[[ Material to process open ]]
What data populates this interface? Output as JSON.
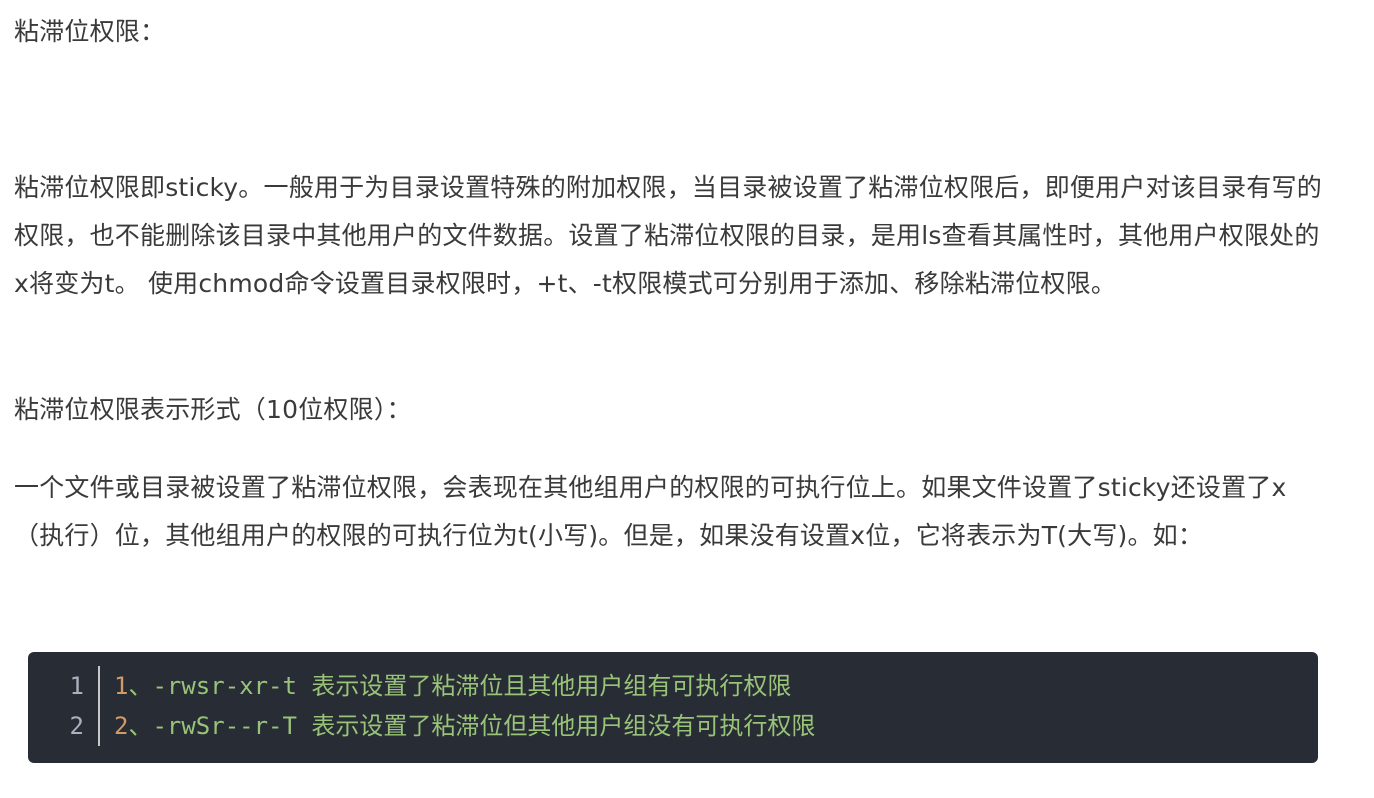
{
  "article": {
    "heading1": "粘滞位权限：",
    "intro": "粘滞位权限即sticky。一般用于为目录设置特殊的附加权限，当目录被设置了粘滞位权限后，即便用户对该目录有写的权限，也不能删除该目录中其他用户的文件数据。设置了粘滞位权限的目录，是用ls查看其属性时，其他用户权限处的x将变为t。 使用chmod命令设置目录权限时，+t、-t权限模式可分别用于添加、移除粘滞位权限。",
    "heading2": "粘滞位权限表示形式（10位权限）：",
    "detail": "一个文件或目录被设置了粘滞位权限，会表现在其他组用户的权限的可执行位上。如果文件设置了sticky还设置了x（执行）位，其他组用户的权限的可执行位为t(小写)。但是，如果没有设置x位，它将表示为T(大写)。如："
  },
  "code": {
    "lines": [
      {
        "line_number": "1",
        "number": "1",
        "text": "、-rwsr-xr-t 表示设置了粘滞位且其他用户组有可执行权限"
      },
      {
        "line_number": "2",
        "number": "2",
        "text": "、-rwSr--r-T 表示设置了粘滞位但其他用户组没有可执行权限"
      }
    ]
  },
  "colors": {
    "code_background": "#282c34",
    "code_number": "#d19a66",
    "code_text": "#98c379",
    "body_text": "#3a3a3a"
  }
}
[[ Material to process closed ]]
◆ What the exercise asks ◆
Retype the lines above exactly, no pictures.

◆ Written solution ◆
What data populates this interface? Output as JSON.
{
  "article": {
    "heading1": "粘滞位权限：",
    "intro": "粘滞位权限即sticky。一般用于为目录设置特殊的附加权限，当目录被设置了粘滞位权限后，即便用户对该目录有写的权限，也不能删除该目录中其他用户的文件数据。设置了粘滞位权限的目录，是用ls查看其属性时，其他用户权限处的x将变为t。 使用chmod命令设置目录权限时，+t、-t权限模式可分别用于添加、移除粘滞位权限。",
    "heading2": "粘滞位权限表示形式（10位权限）：",
    "detail": "一个文件或目录被设置了粘滞位权限，会表现在其他组用户的权限的可执行位上。如果文件设置了sticky还设置了x（执行）位，其他组用户的权限的可执行位为t(小写)。但是，如果没有设置x位，它将表示为T(大写)。如："
  },
  "code": {
    "lines": [
      {
        "line_number": "1",
        "number": "1",
        "text": "、-rwsr-xr-t 表示设置了粘滞位且其他用户组有可执行权限"
      },
      {
        "line_number": "2",
        "number": "2",
        "text": "、-rwSr--r-T 表示设置了粘滞位但其他用户组没有可执行权限"
      }
    ]
  },
  "colors": {
    "code_background": "#282c34",
    "code_number": "#d19a66",
    "code_text": "#98c379",
    "body_text": "#3a3a3a"
  }
}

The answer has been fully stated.